[Data about app and page elements]
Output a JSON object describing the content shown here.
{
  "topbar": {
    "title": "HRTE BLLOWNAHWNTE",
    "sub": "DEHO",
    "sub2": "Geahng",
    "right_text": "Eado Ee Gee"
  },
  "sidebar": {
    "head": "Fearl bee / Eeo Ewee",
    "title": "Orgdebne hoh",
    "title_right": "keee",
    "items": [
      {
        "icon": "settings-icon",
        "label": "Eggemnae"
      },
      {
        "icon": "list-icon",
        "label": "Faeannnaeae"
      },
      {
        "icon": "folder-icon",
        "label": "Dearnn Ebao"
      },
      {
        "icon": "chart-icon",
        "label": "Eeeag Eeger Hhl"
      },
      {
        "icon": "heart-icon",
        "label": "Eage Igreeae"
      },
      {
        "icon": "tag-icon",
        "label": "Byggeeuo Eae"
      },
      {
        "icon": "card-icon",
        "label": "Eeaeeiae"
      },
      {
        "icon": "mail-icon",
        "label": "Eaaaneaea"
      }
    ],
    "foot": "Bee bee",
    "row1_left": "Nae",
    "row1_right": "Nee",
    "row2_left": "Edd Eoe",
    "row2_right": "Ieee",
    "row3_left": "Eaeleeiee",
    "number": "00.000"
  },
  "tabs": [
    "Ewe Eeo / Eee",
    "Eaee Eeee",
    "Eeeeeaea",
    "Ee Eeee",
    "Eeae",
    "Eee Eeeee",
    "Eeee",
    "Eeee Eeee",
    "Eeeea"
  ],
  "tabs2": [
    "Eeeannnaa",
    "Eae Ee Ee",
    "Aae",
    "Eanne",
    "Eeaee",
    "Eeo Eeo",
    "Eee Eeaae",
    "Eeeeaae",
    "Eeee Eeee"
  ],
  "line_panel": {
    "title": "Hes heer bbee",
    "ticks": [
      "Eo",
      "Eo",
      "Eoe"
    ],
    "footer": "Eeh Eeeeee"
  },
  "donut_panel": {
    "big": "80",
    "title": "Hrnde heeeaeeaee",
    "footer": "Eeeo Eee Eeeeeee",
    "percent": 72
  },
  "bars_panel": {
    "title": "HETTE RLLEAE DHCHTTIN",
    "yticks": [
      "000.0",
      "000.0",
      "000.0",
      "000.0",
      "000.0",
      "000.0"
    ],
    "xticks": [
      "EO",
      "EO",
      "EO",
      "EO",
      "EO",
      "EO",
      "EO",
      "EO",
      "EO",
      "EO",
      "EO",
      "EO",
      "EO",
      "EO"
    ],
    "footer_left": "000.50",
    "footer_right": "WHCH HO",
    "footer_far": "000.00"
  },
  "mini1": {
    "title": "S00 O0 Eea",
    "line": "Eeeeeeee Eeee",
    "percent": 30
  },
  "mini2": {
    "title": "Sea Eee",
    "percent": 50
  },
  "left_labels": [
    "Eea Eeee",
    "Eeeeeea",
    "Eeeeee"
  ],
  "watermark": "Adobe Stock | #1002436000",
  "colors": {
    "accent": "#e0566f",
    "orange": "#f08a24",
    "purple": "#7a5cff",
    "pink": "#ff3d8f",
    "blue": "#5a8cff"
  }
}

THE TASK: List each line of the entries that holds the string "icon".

OUTPUT OF THE EXERCISE:
        "icon": "settings-icon",
        "icon": "list-icon",
        "icon": "folder-icon",
        "icon": "chart-icon",
        "icon": "heart-icon",
        "icon": "tag-icon",
        "icon": "card-icon",
        "icon": "mail-icon",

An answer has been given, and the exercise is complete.